-- GIVEN DATA follows --

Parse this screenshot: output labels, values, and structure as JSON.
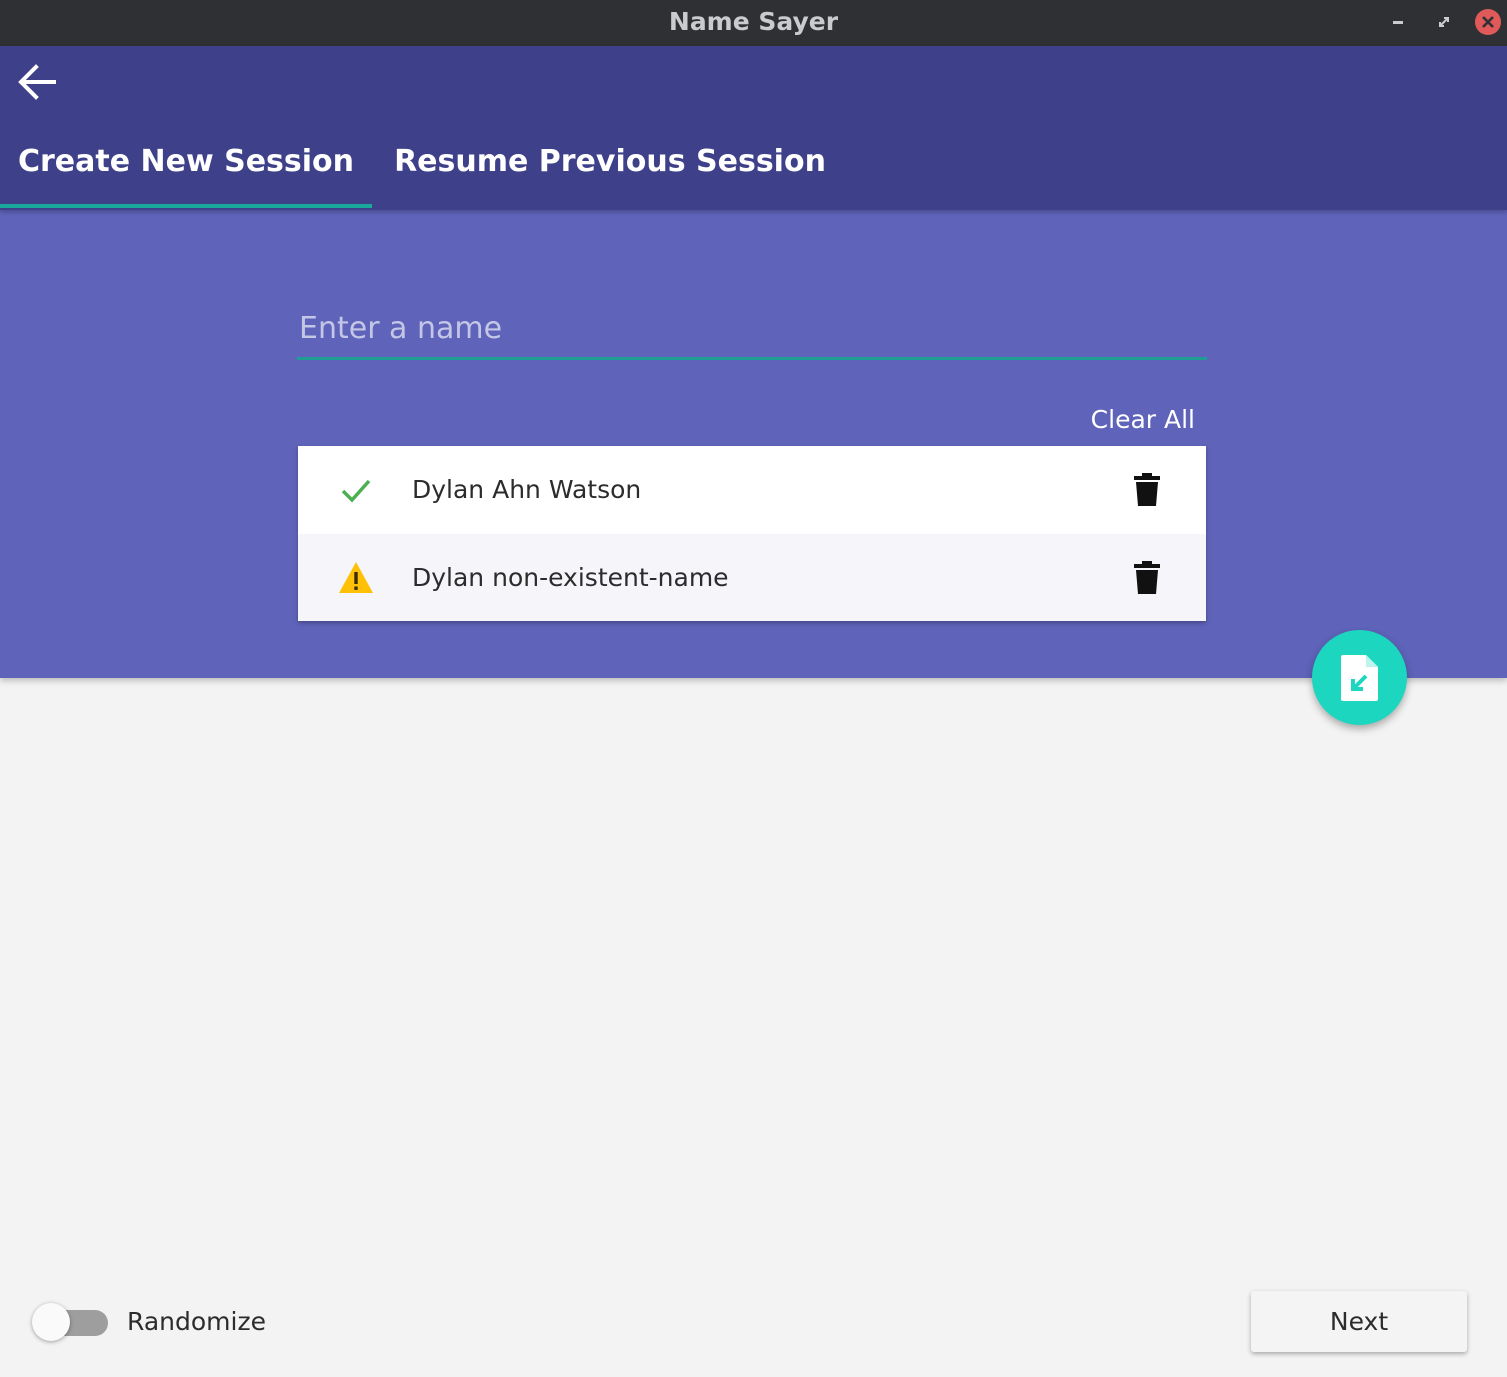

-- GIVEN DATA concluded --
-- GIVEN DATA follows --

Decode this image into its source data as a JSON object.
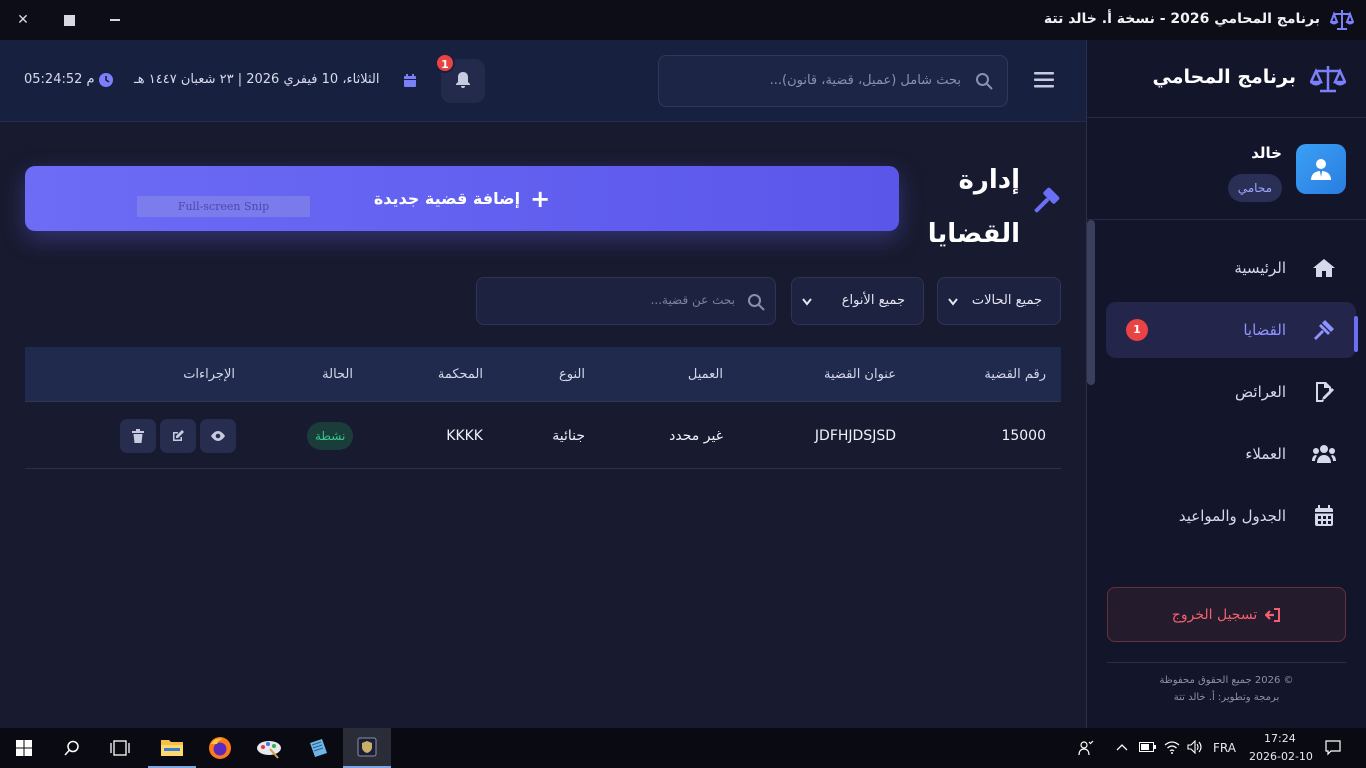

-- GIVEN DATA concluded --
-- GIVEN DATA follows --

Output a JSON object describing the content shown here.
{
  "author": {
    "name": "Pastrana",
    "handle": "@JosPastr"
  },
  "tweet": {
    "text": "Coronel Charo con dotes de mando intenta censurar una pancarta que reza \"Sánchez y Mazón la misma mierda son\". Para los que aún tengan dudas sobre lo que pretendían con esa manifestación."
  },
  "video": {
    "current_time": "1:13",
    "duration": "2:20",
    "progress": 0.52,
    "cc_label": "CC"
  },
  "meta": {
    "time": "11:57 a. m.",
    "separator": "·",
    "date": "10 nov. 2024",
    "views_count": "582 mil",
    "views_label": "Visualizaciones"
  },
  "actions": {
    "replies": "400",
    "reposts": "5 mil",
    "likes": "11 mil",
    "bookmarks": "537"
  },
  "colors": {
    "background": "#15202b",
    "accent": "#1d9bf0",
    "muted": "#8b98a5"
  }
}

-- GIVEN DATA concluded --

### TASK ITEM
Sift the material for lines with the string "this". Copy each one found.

### PROBLEM SOLUTION
Parse this screenshot: output labels, values, and structure as JSON.
Decode this image into its source data as a JSON object.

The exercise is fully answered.